Copy out all lines in the material below that contain the string "экран".

DATA RECORDS
__________

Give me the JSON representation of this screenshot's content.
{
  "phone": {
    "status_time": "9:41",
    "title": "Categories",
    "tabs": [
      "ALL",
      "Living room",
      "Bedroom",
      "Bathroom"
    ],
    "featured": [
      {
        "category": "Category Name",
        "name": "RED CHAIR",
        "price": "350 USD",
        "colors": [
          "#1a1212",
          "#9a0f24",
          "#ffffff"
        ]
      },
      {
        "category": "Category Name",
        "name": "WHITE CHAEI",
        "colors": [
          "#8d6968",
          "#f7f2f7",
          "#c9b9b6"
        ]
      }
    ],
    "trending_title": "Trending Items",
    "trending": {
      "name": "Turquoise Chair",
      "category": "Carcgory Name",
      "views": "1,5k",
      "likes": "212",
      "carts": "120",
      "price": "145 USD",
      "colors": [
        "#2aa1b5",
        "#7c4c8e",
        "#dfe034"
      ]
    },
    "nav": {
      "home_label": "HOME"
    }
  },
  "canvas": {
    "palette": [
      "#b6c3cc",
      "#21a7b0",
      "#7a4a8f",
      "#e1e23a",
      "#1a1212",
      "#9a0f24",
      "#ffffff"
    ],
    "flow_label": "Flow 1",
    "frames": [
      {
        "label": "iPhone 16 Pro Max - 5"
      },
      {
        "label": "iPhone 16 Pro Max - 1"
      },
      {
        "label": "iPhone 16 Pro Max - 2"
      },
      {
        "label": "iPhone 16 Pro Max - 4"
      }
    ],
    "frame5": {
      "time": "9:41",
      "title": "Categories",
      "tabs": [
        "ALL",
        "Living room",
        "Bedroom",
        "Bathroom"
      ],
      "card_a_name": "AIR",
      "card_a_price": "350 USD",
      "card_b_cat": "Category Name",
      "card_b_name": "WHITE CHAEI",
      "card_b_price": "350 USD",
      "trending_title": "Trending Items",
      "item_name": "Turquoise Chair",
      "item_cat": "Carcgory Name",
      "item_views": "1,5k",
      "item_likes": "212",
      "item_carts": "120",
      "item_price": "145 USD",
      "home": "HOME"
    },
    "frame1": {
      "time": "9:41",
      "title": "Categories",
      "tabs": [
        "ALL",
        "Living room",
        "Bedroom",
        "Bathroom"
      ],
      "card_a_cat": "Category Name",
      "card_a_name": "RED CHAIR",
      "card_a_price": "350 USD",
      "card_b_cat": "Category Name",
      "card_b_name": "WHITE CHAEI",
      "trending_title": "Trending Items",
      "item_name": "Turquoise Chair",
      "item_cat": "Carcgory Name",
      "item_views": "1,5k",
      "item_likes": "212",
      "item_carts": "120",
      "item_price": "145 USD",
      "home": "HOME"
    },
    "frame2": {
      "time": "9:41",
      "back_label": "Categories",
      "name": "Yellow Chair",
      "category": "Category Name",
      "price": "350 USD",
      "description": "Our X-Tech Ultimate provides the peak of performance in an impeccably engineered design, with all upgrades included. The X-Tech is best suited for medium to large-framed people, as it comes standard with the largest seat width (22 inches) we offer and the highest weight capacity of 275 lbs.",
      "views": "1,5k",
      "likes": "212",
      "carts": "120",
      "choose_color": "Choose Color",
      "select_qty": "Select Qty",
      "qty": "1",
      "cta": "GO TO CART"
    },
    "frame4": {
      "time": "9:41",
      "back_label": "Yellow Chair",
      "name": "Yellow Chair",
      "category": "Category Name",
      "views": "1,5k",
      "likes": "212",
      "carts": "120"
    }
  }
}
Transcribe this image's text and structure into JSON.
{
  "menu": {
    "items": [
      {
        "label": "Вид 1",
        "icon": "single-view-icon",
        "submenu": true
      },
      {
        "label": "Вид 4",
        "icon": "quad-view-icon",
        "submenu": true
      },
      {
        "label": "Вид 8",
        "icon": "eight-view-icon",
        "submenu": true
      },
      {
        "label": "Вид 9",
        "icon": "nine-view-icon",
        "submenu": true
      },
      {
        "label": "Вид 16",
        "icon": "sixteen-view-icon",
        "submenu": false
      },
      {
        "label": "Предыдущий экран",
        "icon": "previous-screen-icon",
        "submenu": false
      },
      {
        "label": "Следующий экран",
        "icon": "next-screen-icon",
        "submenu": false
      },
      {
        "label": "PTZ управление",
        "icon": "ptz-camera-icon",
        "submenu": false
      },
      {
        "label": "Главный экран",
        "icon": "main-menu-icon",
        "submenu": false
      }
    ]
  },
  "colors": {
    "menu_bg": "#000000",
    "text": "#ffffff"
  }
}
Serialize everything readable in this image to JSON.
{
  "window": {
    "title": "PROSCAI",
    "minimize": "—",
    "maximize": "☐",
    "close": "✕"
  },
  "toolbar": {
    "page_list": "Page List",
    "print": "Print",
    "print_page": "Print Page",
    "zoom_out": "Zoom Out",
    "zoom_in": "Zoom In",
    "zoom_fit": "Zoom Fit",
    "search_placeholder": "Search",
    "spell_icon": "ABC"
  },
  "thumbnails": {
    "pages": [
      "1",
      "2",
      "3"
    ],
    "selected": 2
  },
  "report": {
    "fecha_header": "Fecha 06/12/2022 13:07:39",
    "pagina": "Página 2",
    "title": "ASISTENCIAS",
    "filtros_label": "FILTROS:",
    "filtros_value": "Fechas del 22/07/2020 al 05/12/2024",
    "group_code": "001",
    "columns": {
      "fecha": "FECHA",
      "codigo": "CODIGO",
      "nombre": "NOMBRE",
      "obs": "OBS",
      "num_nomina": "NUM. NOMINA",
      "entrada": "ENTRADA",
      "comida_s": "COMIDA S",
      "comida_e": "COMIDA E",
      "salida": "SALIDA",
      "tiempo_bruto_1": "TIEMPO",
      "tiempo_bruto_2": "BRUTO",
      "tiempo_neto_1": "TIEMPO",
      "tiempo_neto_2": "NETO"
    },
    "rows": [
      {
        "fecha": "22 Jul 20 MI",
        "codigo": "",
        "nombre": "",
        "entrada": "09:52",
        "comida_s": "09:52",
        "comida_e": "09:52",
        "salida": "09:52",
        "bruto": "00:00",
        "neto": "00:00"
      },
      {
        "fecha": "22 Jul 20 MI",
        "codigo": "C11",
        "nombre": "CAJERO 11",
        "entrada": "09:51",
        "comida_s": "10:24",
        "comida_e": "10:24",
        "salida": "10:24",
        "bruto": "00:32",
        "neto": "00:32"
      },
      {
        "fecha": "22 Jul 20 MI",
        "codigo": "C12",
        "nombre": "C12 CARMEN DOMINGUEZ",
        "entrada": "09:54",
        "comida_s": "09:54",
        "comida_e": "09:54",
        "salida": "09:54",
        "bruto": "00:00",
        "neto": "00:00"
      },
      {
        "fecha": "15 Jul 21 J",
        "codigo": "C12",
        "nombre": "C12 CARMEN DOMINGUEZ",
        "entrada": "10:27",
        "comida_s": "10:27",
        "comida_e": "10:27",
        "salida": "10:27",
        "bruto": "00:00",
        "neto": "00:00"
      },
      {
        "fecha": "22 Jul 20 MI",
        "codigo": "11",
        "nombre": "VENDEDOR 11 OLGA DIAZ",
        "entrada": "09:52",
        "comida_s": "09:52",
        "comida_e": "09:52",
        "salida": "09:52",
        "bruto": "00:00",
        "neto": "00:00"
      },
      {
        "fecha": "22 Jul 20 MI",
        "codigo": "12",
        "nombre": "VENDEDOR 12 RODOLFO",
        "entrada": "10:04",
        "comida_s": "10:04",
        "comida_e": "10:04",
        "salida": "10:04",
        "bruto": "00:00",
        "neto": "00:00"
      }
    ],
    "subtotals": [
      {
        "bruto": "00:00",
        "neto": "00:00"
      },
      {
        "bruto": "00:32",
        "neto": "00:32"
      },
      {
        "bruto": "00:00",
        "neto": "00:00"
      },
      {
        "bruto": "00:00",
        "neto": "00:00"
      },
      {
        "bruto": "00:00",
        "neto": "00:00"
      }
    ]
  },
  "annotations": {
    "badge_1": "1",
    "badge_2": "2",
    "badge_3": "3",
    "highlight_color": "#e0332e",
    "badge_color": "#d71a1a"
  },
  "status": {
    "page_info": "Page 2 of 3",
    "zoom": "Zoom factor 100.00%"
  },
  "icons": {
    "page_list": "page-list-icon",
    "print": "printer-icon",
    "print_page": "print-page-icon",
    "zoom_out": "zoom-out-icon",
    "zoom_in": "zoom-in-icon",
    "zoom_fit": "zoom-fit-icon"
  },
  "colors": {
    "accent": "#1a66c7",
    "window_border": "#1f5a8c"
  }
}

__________

RESPONSE AREA
        "label": "Предыдущий экран",
        "label": "Следующий экран",
        "label": "Главный экран",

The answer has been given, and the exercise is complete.